Spiritual Life


Every residence hall is also a Christian community in the broadest sense.  “All are most welcome” is one of the hallmark mottoes at Carroll, so if you are Catholic, a Christian from another tradition, Muslim, Jewish, Buddhist, Sikh, agnostic or atheist, or from any other religious community, YOU are most welcome as a member of the Carroll family. Feel free to participate in the religious life of Carroll and of Notre Dame as much, or as little, as you choose.

The rector is an experienced pastoral minister and is ready to enter into dialogue with you at any time engaging your questions about meaning, faith, and life. We are also blessed to have a priest-in-residence to assist in pastoral care and sacramental ministry.

MASS (Eucharist)

For Catholic Christians, the celebration of Mass (or Eucharist) is the center of their spiritual and communal lives together. Each residence hall has a chapel, serving as a place for communal worship, quiet reflection, and music.

Mass is celebrated in our Chapel of Saint Andre Bessette at 9 p.m. on Sunday, and at 10 p.m on Tuesday, and Wednesday when school is in session. Mass is a wonderful time for the men of Carroll Hall to come together with their brothers. Sunday’s Mass includes music led by Carroll residents. Have an interest in playing music.  The ensemble usually rehearses at 8 p.m. on Sundays.  Bring your voice or your instrument! 

Sunday’s celebration is usually also followed by a seasonal late-night snack: Sunday Sundaes or Sabbath Cider.

Daily Eucharist in the Chapel on Tuesdays and Wednesdays is very simple. At 25-30 minutes, it is a parred down celebration, usually without music, and a shorter homily. Not unlike a Zen meditation, Daily Eucharist is a great way to make space for stillness during busy weeks of intense studying and work.


Held on Monday nights, night prayer is a very short and simple way to reflect and pray with your fellow Vermin. All are most welcome.


The Carroll Hall retreat is an event held in the spring semester at an off-campus retreat center. It is a great opportunity to rest, reflect, pray and have fun. The retreat is informed by Catholic Christianity, but is largely ecumenical in nature and all are most welcome. Retreatants are invited to grow into deeper, more authentic friendship with one another and with God.


Questions about what you believe or don’t believe? It is our hope that in Carroll you find a non-judgmental community in which to explore them.  Guys have meaningful conversations in their rooms, in the den, the living room, the study rooms, perhaps even in the bathrooms!

Looking for more?
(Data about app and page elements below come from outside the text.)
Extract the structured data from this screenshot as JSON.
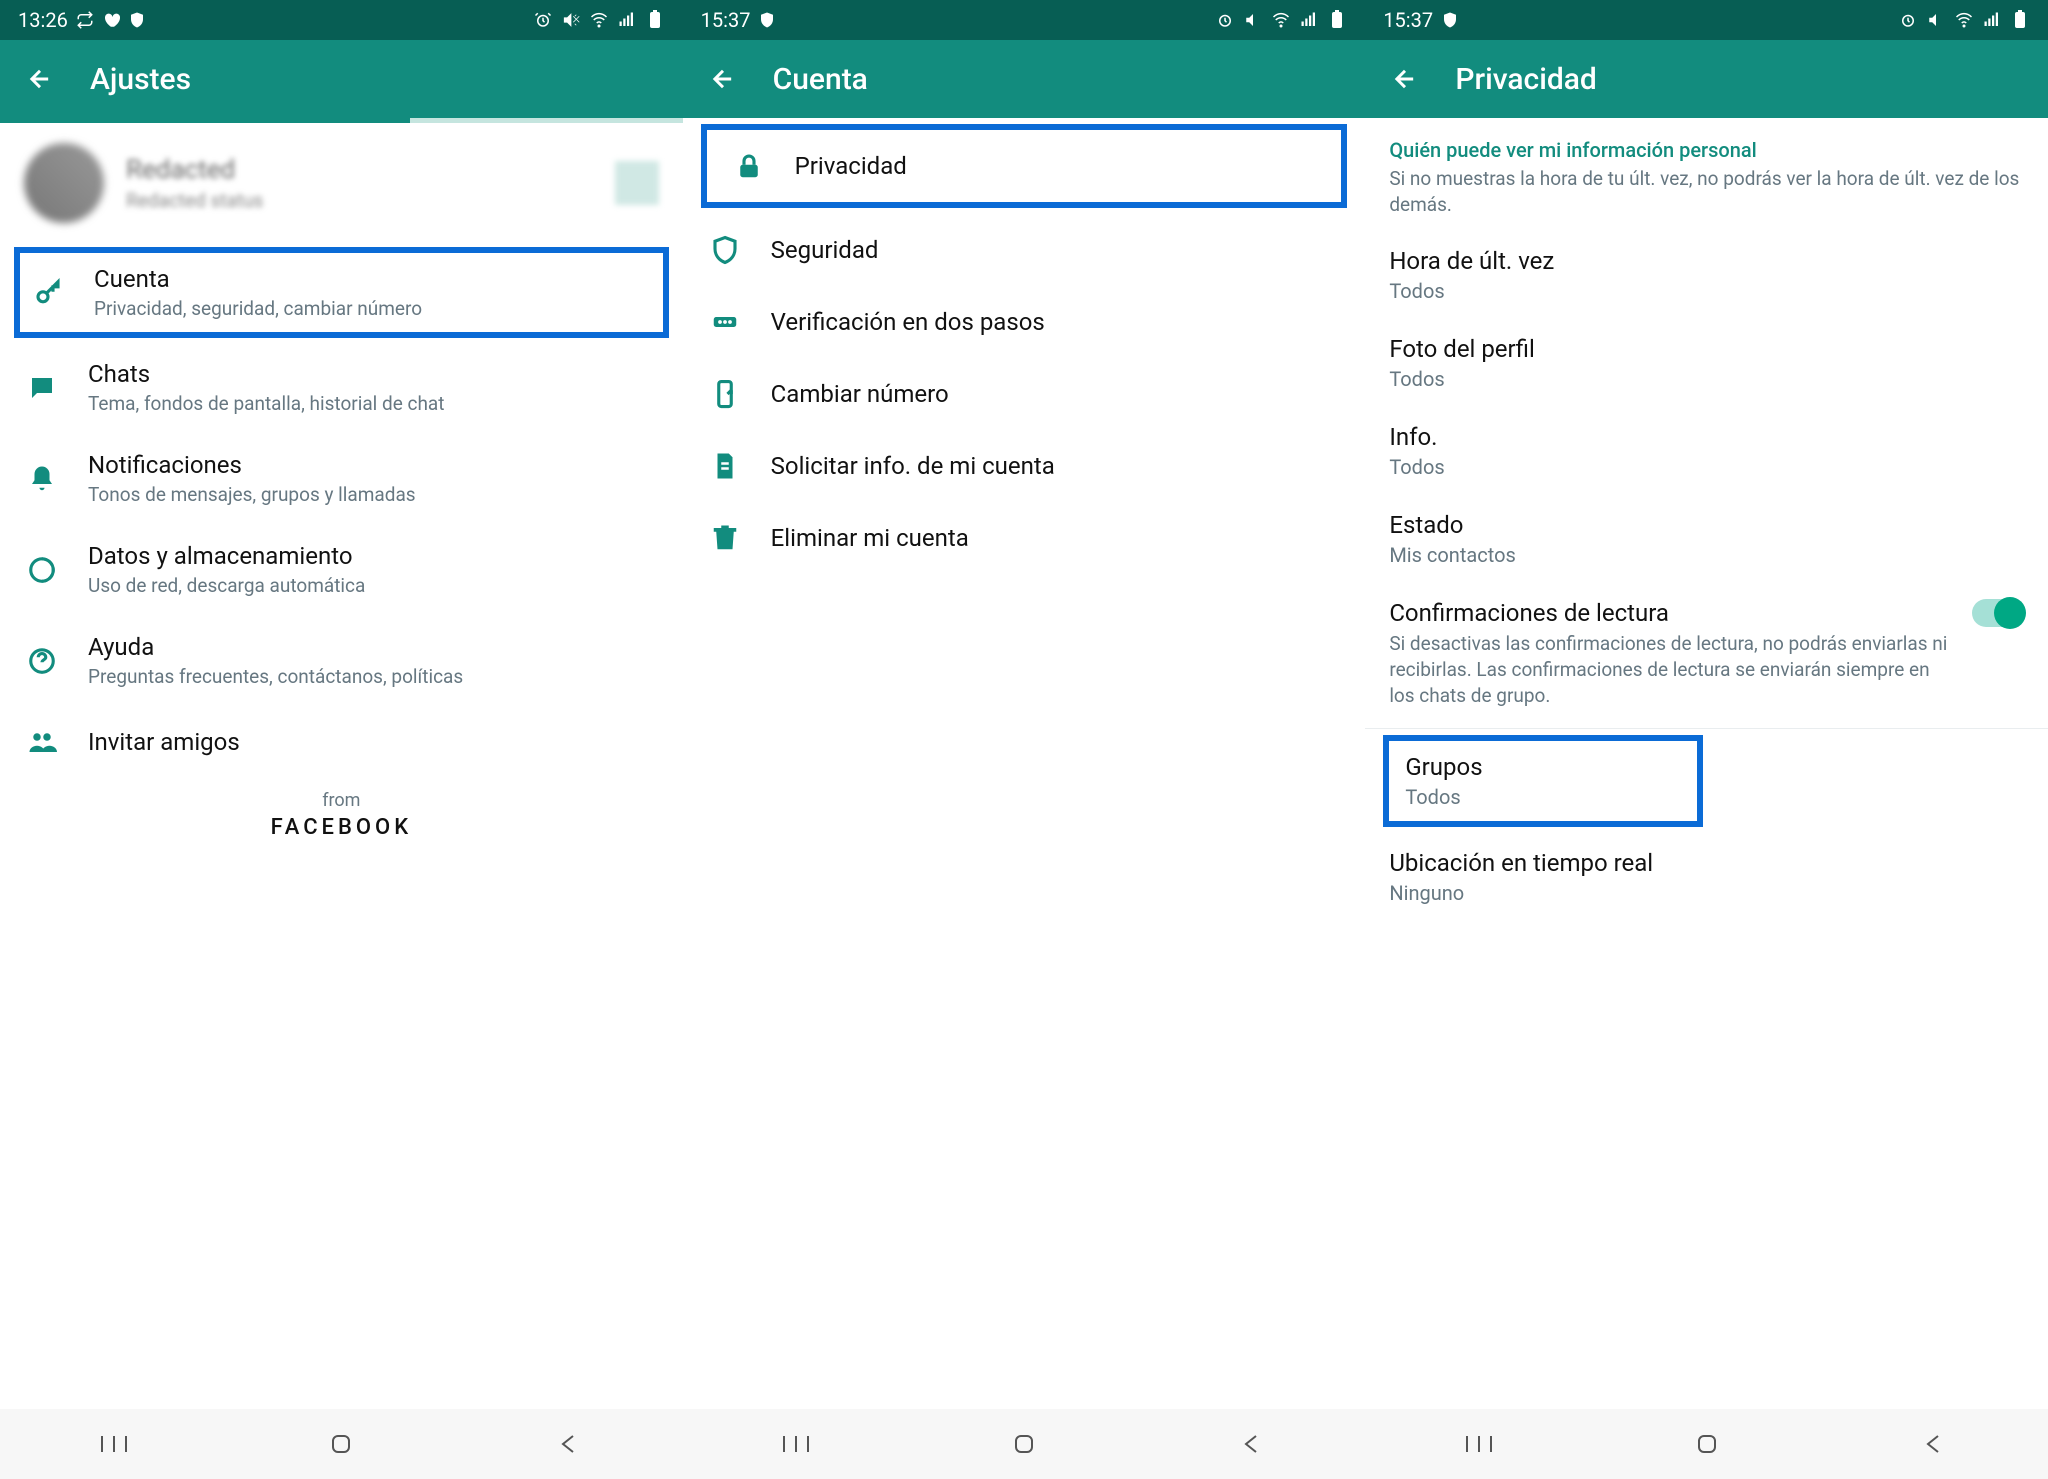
{
  "screen1": {
    "statusbar": {
      "time": "13:26"
    },
    "header": {
      "title": "Ajustes"
    },
    "profile": {
      "name": "Redacted",
      "status": "Redacted status"
    },
    "items": {
      "cuenta": {
        "label": "Cuenta",
        "sub": "Privacidad, seguridad, cambiar número"
      },
      "chats": {
        "label": "Chats",
        "sub": "Tema, fondos de pantalla, historial de chat"
      },
      "notif": {
        "label": "Notificaciones",
        "sub": "Tonos de mensajes, grupos y llamadas"
      },
      "datos": {
        "label": "Datos y almacenamiento",
        "sub": "Uso de red, descarga automática"
      },
      "ayuda": {
        "label": "Ayuda",
        "sub": "Preguntas frecuentes, contáctanos, políticas"
      },
      "invitar": {
        "label": "Invitar amigos"
      }
    },
    "footer": {
      "from": "from",
      "brand": "FACEBOOK"
    }
  },
  "screen2": {
    "statusbar": {
      "time": "15:37"
    },
    "header": {
      "title": "Cuenta"
    },
    "items": {
      "privacidad": "Privacidad",
      "seguridad": "Seguridad",
      "dospasos": "Verificación en dos pasos",
      "cambiar": "Cambiar número",
      "solicitar": "Solicitar info. de mi cuenta",
      "eliminar": "Eliminar mi cuenta"
    }
  },
  "screen3": {
    "statusbar": {
      "time": "15:37"
    },
    "header": {
      "title": "Privacidad"
    },
    "section": {
      "title": "Quién puede ver mi información personal",
      "sub": "Si no muestras la hora de tu últ. vez, no podrás ver la hora de últ. vez de los demás."
    },
    "items": {
      "lastseen": {
        "label": "Hora de últ. vez",
        "value": "Todos"
      },
      "foto": {
        "label": "Foto del perfil",
        "value": "Todos"
      },
      "info": {
        "label": "Info.",
        "value": "Todos"
      },
      "estado": {
        "label": "Estado",
        "value": "Mis contactos"
      },
      "lectura": {
        "label": "Confirmaciones de lectura",
        "sub": "Si desactivas las confirmaciones de lectura, no podrás enviarlas ni recibirlas. Las confirmaciones de lectura se enviarán siempre en los chats de grupo."
      },
      "grupos": {
        "label": "Grupos",
        "value": "Todos"
      },
      "ubicacion": {
        "label": "Ubicación en tiempo real",
        "value": "Ninguno"
      }
    }
  }
}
Talk to an R.A., the A.R.s, the rector, the priest-in-residence. … Get the idea? Notre Dame is a campus imbued with what’s called the “sacramental imagination,” a religious commitment to service and justice, and an intellectual curiosity that is never closed to questions.


Every new class of Vermin will be taken to the Grotto, which serves as a replica of the original in Lourdes, France. The Grotto and the Basilica of Sacred Heart are, in many ways, the center of campus. The Grotto is a huge favorite of students – of all religious backgrounds – as a great place to go when you need a mini-pilgrimage.  Just before (or after) a test.  A difficult phone call home. Visit the Grotto; light a candle or just sit in silence.  If you need a jolt of organ and high church pomp to compliment the simplicity of Carroll’s chapel, try the Basilica. The grandeur of God will always be available.

The Office of Campus Ministry is a tremendous resource to Notre Dame students from every background.  Stop by the Coleman-Morris Center (Co-Mo) for ecumenical Christian worship, sacramental preparation, ongoing spiritual direction, retreats, more faith formation, and/or catechesis. Whether you are contemplating becoming a Christian, or in need of further spiritual development, or looking for fun ways to meet people of diverse religious backgrounds, Campus Ministry is a great destination.